→ YOUR INSTRUCTIONS:
Go through the entries, filter for the word "this", and copy every line that has it.

→ EXERCISE INPUTS:
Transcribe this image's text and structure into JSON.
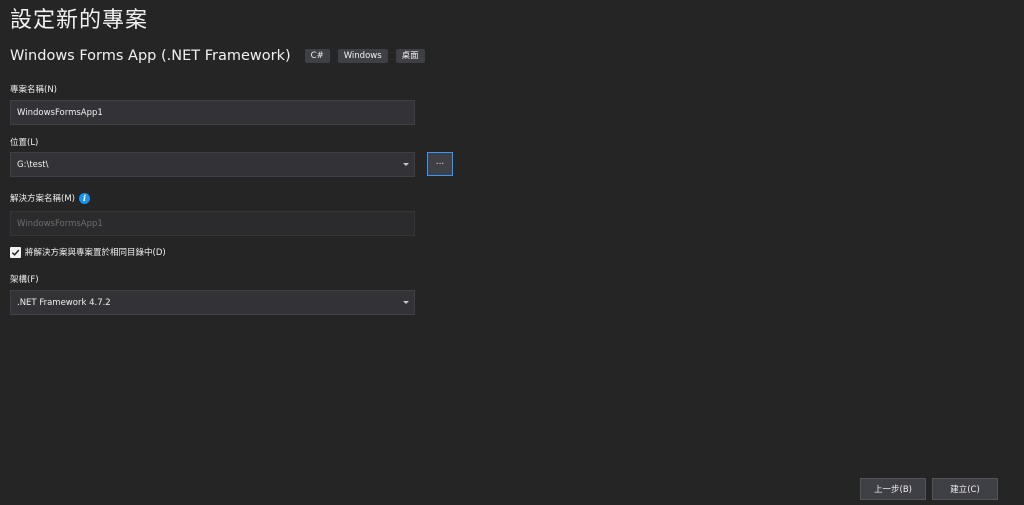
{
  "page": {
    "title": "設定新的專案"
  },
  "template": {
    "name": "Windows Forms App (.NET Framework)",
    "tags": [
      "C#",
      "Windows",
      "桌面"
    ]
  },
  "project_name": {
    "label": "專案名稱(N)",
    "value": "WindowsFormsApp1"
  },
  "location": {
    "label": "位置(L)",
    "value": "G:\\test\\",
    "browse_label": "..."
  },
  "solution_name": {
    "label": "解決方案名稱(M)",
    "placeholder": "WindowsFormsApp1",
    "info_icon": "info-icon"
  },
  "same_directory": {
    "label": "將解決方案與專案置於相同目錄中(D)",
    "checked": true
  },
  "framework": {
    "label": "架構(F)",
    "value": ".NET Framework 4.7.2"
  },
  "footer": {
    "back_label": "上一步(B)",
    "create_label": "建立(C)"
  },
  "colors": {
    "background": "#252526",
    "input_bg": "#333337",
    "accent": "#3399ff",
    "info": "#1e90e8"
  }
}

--

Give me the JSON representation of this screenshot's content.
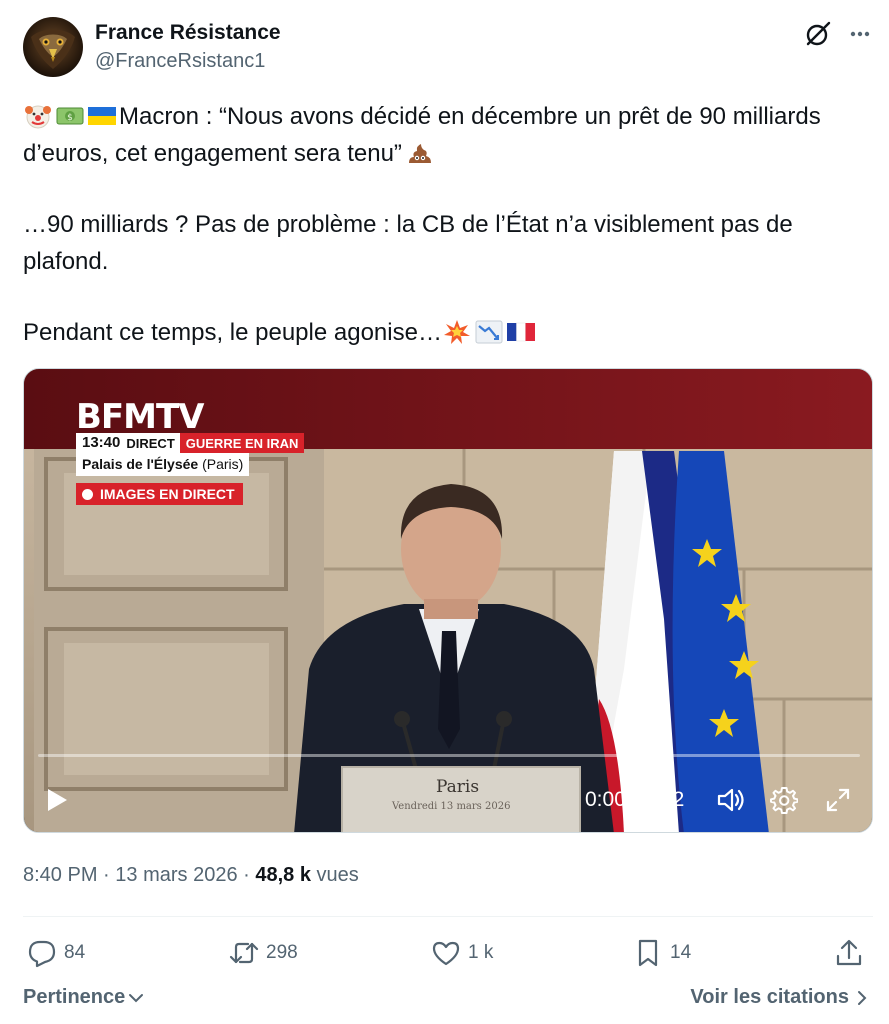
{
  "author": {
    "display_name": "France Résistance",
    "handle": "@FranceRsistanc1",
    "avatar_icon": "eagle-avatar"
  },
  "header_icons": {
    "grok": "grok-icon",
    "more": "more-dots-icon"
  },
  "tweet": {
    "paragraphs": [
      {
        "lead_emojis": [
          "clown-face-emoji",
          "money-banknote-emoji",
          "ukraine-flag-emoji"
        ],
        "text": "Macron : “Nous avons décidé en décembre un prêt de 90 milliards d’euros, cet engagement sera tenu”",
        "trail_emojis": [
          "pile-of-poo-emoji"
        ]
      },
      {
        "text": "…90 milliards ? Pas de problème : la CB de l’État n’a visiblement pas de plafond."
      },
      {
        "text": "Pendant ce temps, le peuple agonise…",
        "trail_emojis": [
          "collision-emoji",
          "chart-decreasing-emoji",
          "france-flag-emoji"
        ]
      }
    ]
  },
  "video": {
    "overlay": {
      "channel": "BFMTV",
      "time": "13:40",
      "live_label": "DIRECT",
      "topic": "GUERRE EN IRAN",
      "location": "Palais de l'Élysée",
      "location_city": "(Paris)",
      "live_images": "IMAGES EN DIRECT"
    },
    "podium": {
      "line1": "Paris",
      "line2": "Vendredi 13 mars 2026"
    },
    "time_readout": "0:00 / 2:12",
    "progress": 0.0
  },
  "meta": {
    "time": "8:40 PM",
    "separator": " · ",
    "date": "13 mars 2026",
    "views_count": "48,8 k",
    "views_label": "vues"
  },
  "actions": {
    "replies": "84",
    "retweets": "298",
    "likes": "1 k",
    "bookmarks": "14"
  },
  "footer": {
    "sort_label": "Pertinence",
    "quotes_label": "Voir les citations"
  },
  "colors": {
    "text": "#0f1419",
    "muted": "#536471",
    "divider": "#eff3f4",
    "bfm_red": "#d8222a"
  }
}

→ YOUR RESPONSE:
Transcribe this image's text and structure into JSON.
Give me the JSON representation of this screenshot's content.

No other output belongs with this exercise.